This article originally appeared on VICE US
A walrus attacked and sunk a Russian Navy vessel last week as it approached the shore of a remote Arctic island, according to the Russian Geographical Society (RGO).
Fortunately, the crew of the wrecked landing craft all made it to shore, and no walruses were harmed by the encounter. The incident is another example of how “polar latitudes are fraught with many dangers,” said the RGO in a statement, adding that the walrus may have been defending young pups.
The craft was dispatched from the Altai, a rescue tug that belongs to the Northern Fleet of the Russian Navy. The Altai is currently on a scientific expedition to Franz Josef Land, an Arctic archipelago that is only inhabited by military personnel. The scientists onboard the landing vessel were on their way to land at Cape Geller on the island of Wilczek Land when the attack occurred.
“Serious troubles were avoided thanks to the clear and well-coordinated actions of the Northern Fleet servicemen,” said the Northern Fleet in a statement.
This is not the first time that walruses have shown that they will slam into vessels if provoked.
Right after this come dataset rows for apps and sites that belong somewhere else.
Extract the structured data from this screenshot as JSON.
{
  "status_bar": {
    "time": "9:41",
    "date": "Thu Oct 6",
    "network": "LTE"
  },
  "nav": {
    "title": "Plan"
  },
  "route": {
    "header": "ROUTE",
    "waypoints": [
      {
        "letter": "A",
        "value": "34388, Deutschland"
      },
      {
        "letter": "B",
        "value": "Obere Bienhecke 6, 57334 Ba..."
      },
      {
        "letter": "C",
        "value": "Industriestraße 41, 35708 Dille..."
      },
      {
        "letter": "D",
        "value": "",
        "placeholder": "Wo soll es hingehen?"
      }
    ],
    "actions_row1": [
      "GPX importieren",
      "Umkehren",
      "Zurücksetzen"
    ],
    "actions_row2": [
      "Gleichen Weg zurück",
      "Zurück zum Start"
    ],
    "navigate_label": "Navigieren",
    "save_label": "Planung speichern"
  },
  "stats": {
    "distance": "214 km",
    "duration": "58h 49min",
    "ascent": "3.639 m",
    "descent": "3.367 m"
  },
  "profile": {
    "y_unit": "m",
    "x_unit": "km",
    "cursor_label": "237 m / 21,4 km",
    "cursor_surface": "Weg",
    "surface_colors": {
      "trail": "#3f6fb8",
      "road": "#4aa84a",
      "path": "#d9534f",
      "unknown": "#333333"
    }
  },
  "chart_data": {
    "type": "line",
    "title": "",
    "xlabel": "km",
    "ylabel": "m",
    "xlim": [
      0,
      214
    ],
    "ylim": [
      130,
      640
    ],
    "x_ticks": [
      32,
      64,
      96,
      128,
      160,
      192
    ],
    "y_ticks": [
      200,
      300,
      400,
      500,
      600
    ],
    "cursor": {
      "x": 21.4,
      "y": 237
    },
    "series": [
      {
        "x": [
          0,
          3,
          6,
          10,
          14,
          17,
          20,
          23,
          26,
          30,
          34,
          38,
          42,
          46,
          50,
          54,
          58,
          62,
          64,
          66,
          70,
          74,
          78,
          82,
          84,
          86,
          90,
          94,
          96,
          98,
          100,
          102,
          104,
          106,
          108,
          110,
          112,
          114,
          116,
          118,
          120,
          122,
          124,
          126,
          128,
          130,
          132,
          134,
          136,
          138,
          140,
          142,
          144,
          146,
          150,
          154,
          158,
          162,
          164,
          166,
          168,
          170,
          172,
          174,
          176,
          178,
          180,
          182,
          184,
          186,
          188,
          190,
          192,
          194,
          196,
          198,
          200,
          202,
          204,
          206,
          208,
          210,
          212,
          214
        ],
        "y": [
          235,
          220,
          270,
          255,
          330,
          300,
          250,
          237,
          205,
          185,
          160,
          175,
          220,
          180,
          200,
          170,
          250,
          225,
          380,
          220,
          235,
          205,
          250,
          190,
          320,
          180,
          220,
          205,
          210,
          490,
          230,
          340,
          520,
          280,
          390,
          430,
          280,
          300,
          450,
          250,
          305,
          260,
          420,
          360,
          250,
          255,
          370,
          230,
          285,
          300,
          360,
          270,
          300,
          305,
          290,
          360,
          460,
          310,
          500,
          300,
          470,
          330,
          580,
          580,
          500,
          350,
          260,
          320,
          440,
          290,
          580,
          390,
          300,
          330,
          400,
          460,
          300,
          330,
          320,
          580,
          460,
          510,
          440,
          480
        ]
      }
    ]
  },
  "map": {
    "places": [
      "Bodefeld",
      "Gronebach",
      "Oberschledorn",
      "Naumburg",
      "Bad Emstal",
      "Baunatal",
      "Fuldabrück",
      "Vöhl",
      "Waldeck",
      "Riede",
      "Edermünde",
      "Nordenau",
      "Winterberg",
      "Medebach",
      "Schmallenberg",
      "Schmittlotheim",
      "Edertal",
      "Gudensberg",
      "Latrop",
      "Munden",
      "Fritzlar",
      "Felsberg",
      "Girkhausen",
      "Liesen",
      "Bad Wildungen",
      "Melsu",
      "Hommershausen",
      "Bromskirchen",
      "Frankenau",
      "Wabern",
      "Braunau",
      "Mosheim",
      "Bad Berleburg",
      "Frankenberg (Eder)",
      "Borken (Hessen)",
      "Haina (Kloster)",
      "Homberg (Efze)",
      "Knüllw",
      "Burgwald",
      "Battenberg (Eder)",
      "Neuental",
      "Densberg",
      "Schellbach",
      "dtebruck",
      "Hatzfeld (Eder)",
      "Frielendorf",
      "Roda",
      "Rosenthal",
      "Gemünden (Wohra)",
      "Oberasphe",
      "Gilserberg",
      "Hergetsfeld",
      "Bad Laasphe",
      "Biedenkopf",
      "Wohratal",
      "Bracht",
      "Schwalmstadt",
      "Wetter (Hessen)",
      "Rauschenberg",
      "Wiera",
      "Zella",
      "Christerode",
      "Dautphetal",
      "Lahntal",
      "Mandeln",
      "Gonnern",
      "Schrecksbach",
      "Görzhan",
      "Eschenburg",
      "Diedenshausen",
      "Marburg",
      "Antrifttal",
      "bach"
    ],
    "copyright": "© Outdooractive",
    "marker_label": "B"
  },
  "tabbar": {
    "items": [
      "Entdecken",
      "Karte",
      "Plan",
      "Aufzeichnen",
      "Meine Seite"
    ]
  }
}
In 2012, explorer Erik Boomer was kayaking near Ellesmere Island in Nunavut when he was attacked by a walrus.
“There was about 15 seconds of terror that happened when all of a sudden, a walrus came up out of the water literally right underneath and beside me,” Boomer told the CBC. "I saw the walrus's face and it was pushing me and I was getting spun around. I planted my paddle right between his eyes and held my distance and kept pushing off and kind of whacking him.”
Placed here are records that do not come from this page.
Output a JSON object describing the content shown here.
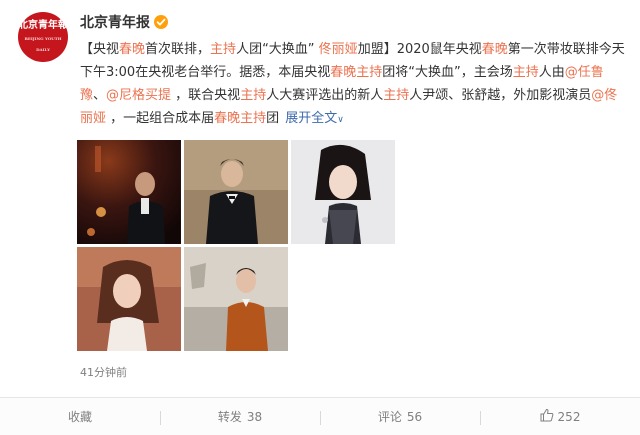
{
  "account": {
    "name": "北京青年报",
    "avatar_text": "北京青年報",
    "avatar_subtext": "BEIJING YOUTH DAILY",
    "verified_color": "#ffa00a"
  },
  "post": {
    "s1": "【央视",
    "s2": "春晚",
    "s3": "首次联排，",
    "s4": "主持",
    "s5": "人团“大换血” ",
    "s6": "佟丽娅",
    "s7": "加盟】2020鼠年央视",
    "s8": "春晚",
    "s9": "第一次带妆联排今天下午3:00在央视老台举行。据悉，本届央视",
    "s10": "春晚主持",
    "s11": "团将“大换血”，主会场",
    "s12": "主持",
    "s13": "人由",
    "s14": "@任鲁豫",
    "s15": "、",
    "s16": "@尼格买提",
    "s17": " ，联合央视",
    "s18": "主持",
    "s19": "人大赛评选出的新人",
    "s20": "主持",
    "s21": "人尹颂、张舒越，外加影视演员",
    "s22": "@佟丽娅",
    "s23": " ，一起组合成本届",
    "s24": "春晚主持",
    "s25": "团",
    "expand": "展开全文",
    "expand_chevron": "∨",
    "timestamp": "41分钟前"
  },
  "actions": {
    "favorite": "收藏",
    "repost_label": "转发",
    "repost_count": "38",
    "comment_label": "评论",
    "comment_count": "56",
    "like_count": "252"
  },
  "colors": {
    "highlight": "#eb7350",
    "link": "#3e6bac",
    "brand_red": "#c5161d"
  }
}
Both Boomer and the walrus were unharmed by the encounter.
Though these walrus-vessel interactions show that the animals should not be underestimated, walruses don’t only approach boats to attack them. In 2006, for instance, a walrus was photographed sunning itself on a Russian submarine.
The Altai expedition has now resumed its mission of surveying Arctic glaciers and wildlife, and reconstructing the first scientific expeditions to explore Franz Josef Land.
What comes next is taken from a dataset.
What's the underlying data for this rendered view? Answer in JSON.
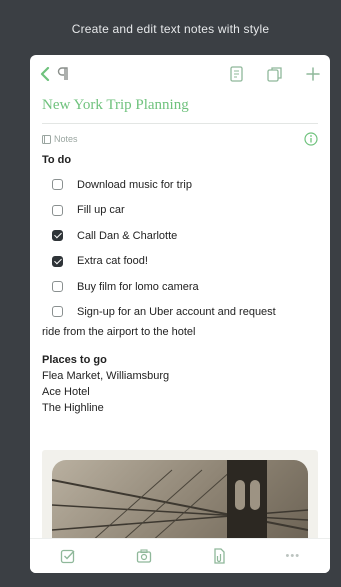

For instance, the researchers are looking for the remains of Russian Arctic explorer Georgy Sedov, who died in 1914 while attempting to reach the North Pole. They are also retracing the journey of an Austro-Hungarian expedition to the archipelago in 1874, using an eyewitness account written by explorer Julius Payer, according to the Northern Fleet.
Hopefully, no more angry walruses are awaiting the researchers.